“It’s one thing that I’m spending quite a lot of time serious about,” Raphael Bostic, president of the Atlanta department of the Fed, mentioned final week.
In the meantime, within the UK the Financial institution of England is specializing in the labour market. If it sees wages rising with out productiveness bettering, this will sign that demand is persistently stronger than provide. In that case, it has indicated financial motion could also be wanted.
Within the eurozone, the place unemployment is greater than within the UK and labour shortages much less acute, there’s a barely completely different strategy. ECB president Christine Lagarde final week distanced it from the shift by different central banks in direction of tighter financial coverage, regardless of eurozone inflation reaching a 13-year excessive.
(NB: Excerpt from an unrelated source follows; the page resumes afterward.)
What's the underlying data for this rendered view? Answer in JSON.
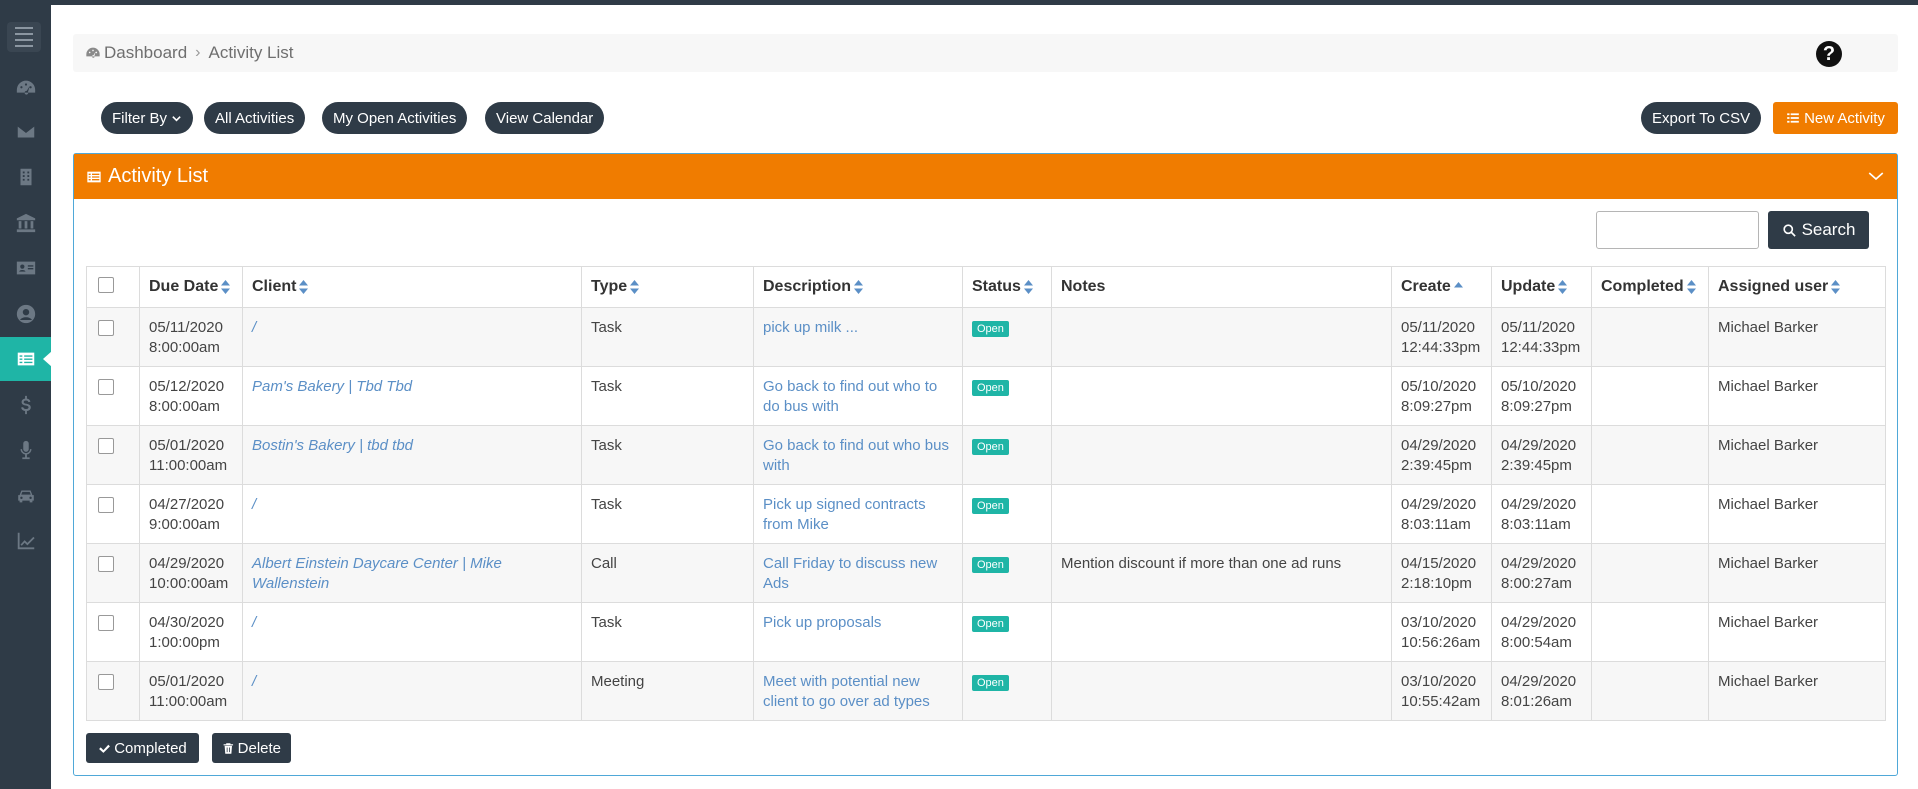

Nonetheless, Lagarde mentioned it was essential to “look via short-term supply-driven inflation, as long as inflation expectations stay anchored” and wages don’t spiral upwards. She added there have been few indicators of both, but.
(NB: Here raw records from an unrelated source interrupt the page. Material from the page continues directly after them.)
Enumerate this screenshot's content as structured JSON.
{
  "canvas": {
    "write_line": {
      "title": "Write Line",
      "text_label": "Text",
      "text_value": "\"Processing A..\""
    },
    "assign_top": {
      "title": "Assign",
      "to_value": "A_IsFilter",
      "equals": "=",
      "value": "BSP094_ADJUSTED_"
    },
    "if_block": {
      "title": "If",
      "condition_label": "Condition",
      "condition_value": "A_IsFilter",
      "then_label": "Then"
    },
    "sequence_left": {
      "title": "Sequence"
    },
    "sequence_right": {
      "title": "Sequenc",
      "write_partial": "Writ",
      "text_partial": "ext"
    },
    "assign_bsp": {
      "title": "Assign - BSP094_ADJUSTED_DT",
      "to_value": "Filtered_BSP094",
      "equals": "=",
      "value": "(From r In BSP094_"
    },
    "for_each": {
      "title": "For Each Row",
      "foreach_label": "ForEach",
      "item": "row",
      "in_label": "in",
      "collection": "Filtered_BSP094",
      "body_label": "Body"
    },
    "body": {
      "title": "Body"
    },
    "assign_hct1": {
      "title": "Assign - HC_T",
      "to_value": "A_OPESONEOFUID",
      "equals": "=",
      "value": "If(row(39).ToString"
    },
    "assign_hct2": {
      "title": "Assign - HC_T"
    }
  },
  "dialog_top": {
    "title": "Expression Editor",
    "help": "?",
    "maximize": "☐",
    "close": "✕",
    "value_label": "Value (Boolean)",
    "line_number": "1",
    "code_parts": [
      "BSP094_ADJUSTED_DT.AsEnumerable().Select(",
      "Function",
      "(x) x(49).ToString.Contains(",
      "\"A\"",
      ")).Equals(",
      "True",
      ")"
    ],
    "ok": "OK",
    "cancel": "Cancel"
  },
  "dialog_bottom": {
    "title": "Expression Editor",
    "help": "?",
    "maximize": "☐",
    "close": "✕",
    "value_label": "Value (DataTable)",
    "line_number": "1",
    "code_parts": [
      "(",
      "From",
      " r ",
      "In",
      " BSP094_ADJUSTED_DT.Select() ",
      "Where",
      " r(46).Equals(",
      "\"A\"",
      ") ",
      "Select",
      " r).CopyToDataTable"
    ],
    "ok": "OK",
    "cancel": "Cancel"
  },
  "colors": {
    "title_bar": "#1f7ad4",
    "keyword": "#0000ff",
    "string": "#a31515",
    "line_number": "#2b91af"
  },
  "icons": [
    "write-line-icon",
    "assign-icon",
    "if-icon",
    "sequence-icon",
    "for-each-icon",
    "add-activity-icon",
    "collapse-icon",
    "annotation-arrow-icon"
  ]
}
How lengthy that remains the case is an open query. Clemens Fuest, head of the Ifo Institute, cautioned: “We don’t see wage settlements that might [lead to] greater inflation, however on the identical time the unions are waking up and calling for greater pay.”
In Japan, the distinction in strategy is starker nonetheless. There the central financial institution, which has lengthy fought towards deflation, would think about an increase in inflation and inflationary expectations brought on by a provide shock to be useful.
Given the individuality of the worldwide financial shock wrought by Covid-19, the velocity with which development in main economies is slowing and inflation is rising, and the difficulties of coping with stagflation, there are more likely to be many additional twists and turns in central financial institution coverage.
“We aren’t coping with demand-push inflation. What we’re actually going via proper now’s a large provide shock,” mentioned Jean Boivin, a former Financial institution of Canada deputy governor now on the BlackRock Funding Institute. “The best way to take care of this isn’t as simple as simply coping with inflation.”
https://www.ft.com/content material/35b9b640-8b44-4f4b-b03c-40cd2fff2cfd | Central banks differ on dispelling nightmare of stagflation